As an example, he took me to a Catholic church in Córdoba. It was full of people and I assume they were having mass. I wouldn't have personally known if I were allowed take any photos there, let alone wander all over, including up above the platform Thermals in Cacheuta, Argentina. overlooking the main area, and also onto a small platform above the priest, with a stellar view over the entire congregation.

We also visited Che Guevara's house in Alta Gracia and spent another day in a wonderful little spot called Tanti, where there is a beautiful rocky area with a stream flowing through it. It appeared to be a very popular spot with local tourists—three big tour buses pulled in while we were there.

In Mendoza, we went to a small mountain town called Cacheuta where there are "thermals." It's a nice little resort with pools of hot water set in a beautiful spot in the Andes mountains. True to form, Bruno told them I was a photographer—true The zoo in Mendoza. enough—and that we were doing a story on the area (as a part time job, he writes for a small paper, while his full time job is in the petroleum industry). We got in free.

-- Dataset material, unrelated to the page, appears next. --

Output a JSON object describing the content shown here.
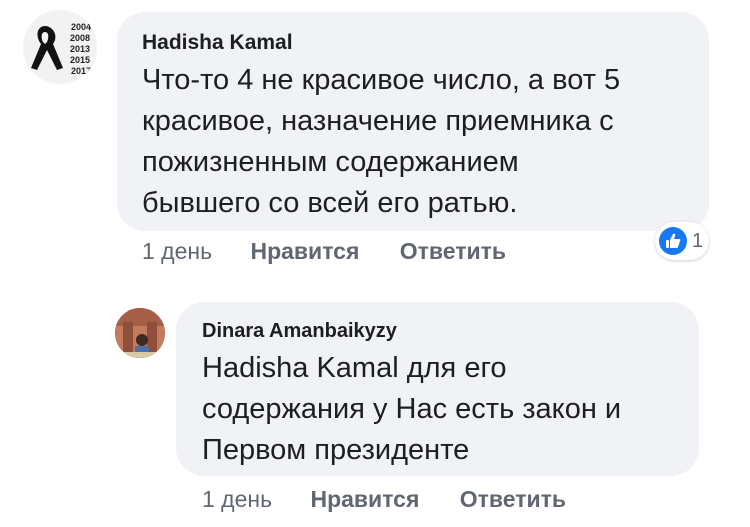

Although we didn't get into the pools, it was a relaxing and beautiful setting.

Yesterday, we rented bikes and rode around town a bit. The main point of interest to which we pedaled was the zoo here in Mendoza. Again, he told them we were doing a story on the zoo and they waved us on through.

Rolling a joint in Mendoza. Bruno normally has a tobacco cigarette in his mouth, but not infrequently it will be of the marijuana variety. In fact we spent probably an hour the other day walking around Mendoza trying to find a supplier, as he had exhausted his supply. After obtaining the goods, we sat down on a bench along the street while he constructed his joint.

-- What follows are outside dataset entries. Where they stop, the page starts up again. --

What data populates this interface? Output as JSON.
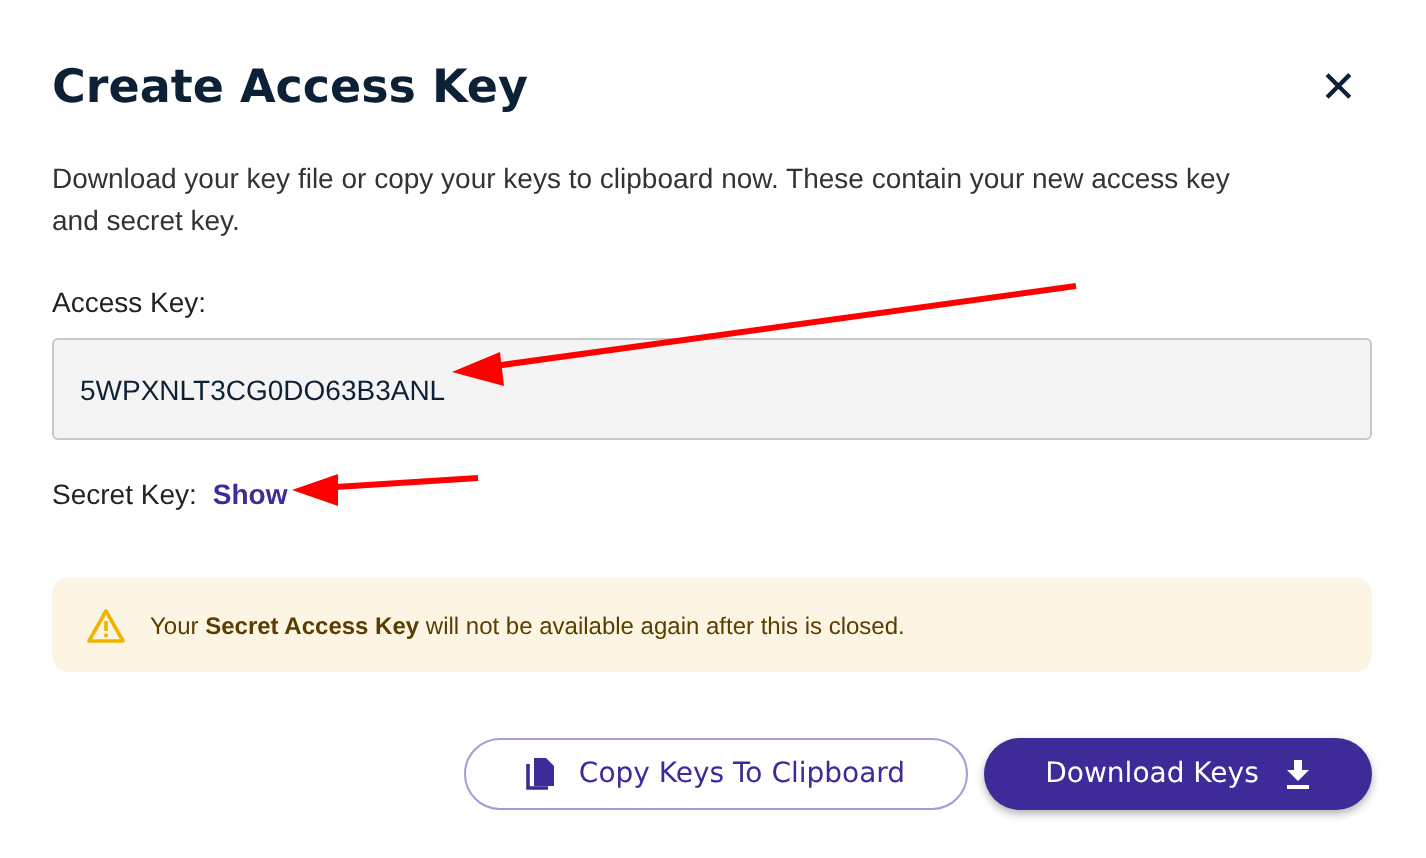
{
  "dialog": {
    "title": "Create Access Key",
    "close": "✕",
    "description": "Download your key file or copy your keys to clipboard now. These contain your new access key and secret key."
  },
  "access_key": {
    "label": "Access Key:",
    "value": "5WPXNLT3CG0DO63B3ANL"
  },
  "secret_key": {
    "label": "Secret Key:",
    "link": "Show"
  },
  "alert": {
    "text": "Your **Secret Access Key** will not be available again after this is closed."
  },
  "buttons": [
    {
      "label": "Copy Keys To Clipboard",
      "kind": "outline"
    },
    {
      "label": "Download Keys",
      "kind": "primary"
    }
  ]
}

Those of you who know me know that I don't know anything about food and don't cook much. Not so with Bruno. He likes to spend time in the kitchen and he likes his Bruno, cooking dinner. asados—that's the Spanish word for BBQ. We've had probably four of them. I chip in with the cash and we go to the market, coming home with a crate full of food and firewood. Then he goes to work.

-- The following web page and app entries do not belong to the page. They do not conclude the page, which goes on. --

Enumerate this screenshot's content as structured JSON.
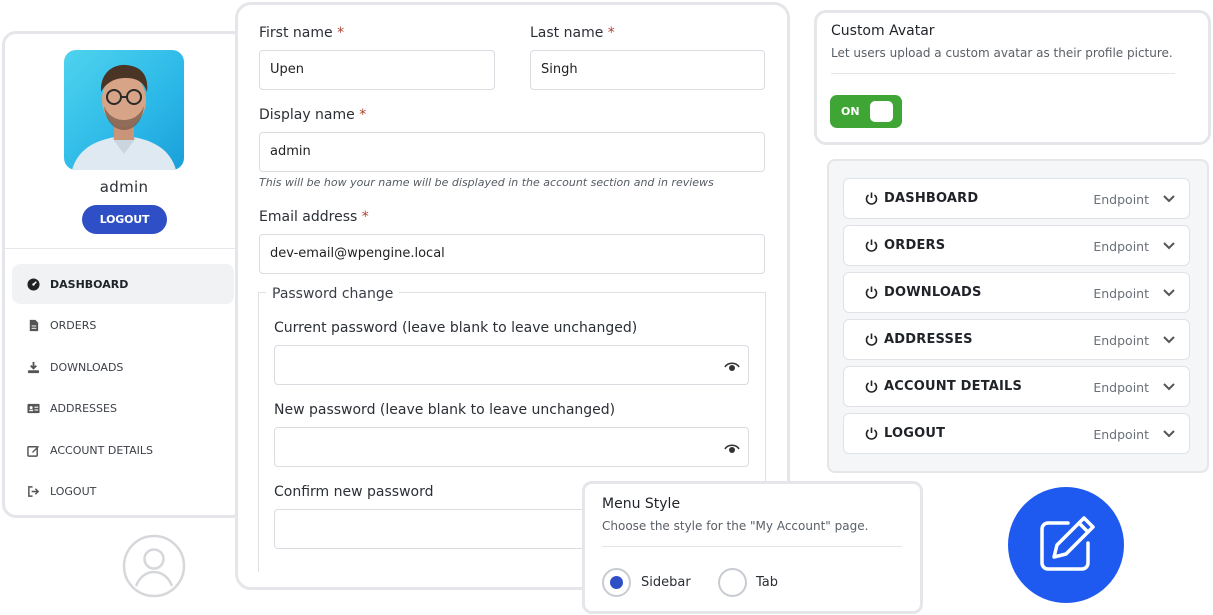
{
  "account": {
    "username": "admin",
    "logout_button": "LOGOUT",
    "nav": [
      {
        "label": "DASHBOARD",
        "icon": "dashboard-icon",
        "active": true
      },
      {
        "label": "ORDERS",
        "icon": "file-icon",
        "active": false
      },
      {
        "label": "DOWNLOADS",
        "icon": "download-icon",
        "active": false
      },
      {
        "label": "ADDRESSES",
        "icon": "id-card-icon",
        "active": false
      },
      {
        "label": "ACCOUNT DETAILS",
        "icon": "edit-icon",
        "active": false
      },
      {
        "label": "LOGOUT",
        "icon": "sign-out-icon",
        "active": false
      }
    ]
  },
  "form": {
    "first_name_label": "First name",
    "first_name_value": "Upen",
    "last_name_label": "Last name",
    "last_name_value": "Singh",
    "display_name_label": "Display name",
    "display_name_value": "admin",
    "display_name_hint": "This will be how your name will be displayed in the account section and in reviews",
    "email_label": "Email address",
    "email_value": "dev-email@wpengine.local",
    "required_mark": "*",
    "password_legend": "Password change",
    "current_password_label": "Current password (leave blank to leave unchanged)",
    "new_password_label": "New password (leave blank to leave unchanged)",
    "confirm_password_label": "Confirm new password"
  },
  "custom_avatar": {
    "title": "Custom Avatar",
    "description": "Let users upload a custom avatar as their profile picture.",
    "toggle_label": "ON",
    "enabled": true,
    "toggle_color": "#3fa535"
  },
  "endpoints": [
    {
      "name": "DASHBOARD",
      "type": "Endpoint"
    },
    {
      "name": "ORDERS",
      "type": "Endpoint"
    },
    {
      "name": "DOWNLOADS",
      "type": "Endpoint"
    },
    {
      "name": "ADDRESSES",
      "type": "Endpoint"
    },
    {
      "name": "ACCOUNT DETAILS",
      "type": "Endpoint"
    },
    {
      "name": "LOGOUT",
      "type": "Endpoint"
    }
  ],
  "menu_style": {
    "title": "Menu Style",
    "description": "Choose the style for the \"My Account\" page.",
    "options": [
      {
        "label": "Sidebar",
        "selected": true
      },
      {
        "label": "Tab",
        "selected": false
      }
    ]
  },
  "colors": {
    "accent": "#2f4fc7",
    "edit_button": "#1f5af0"
  }
}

In Córdoba, a supermarket supplied the goods, but the market here in Mendoza is different. It's a market with many different vendors—it's not a single company. Talk about a meat market! They're not shy about displaying the animals. The market has everything you need, from meat to vegetables to spices. Bruno knows what he's looking for and if he doesn't like the price or the quality, he lets them know.

Buying dinner in the market. Life with Bruno has been an adventure. I can't say I'll mind the extra rest I'll get when we part ways, but I've experienced the area in a way I wouldn't have without him. And I'm sure more than a week of speaking almost nothing but Spanish hasn't hurt either. So, my hat goes off to my guide and my friend, Bruno.

The market in Mendoza. Bruno, preparing dinner. Bruno, feeding chocolate to the monkey. The zoo in Mendoza. Relaxing at the zoo in Mendoza. Mama and baby. The zoo in Mendoza. Yawning or angry? The zoo in Mendoza. Mom is hungry. The zoo in Mendoza.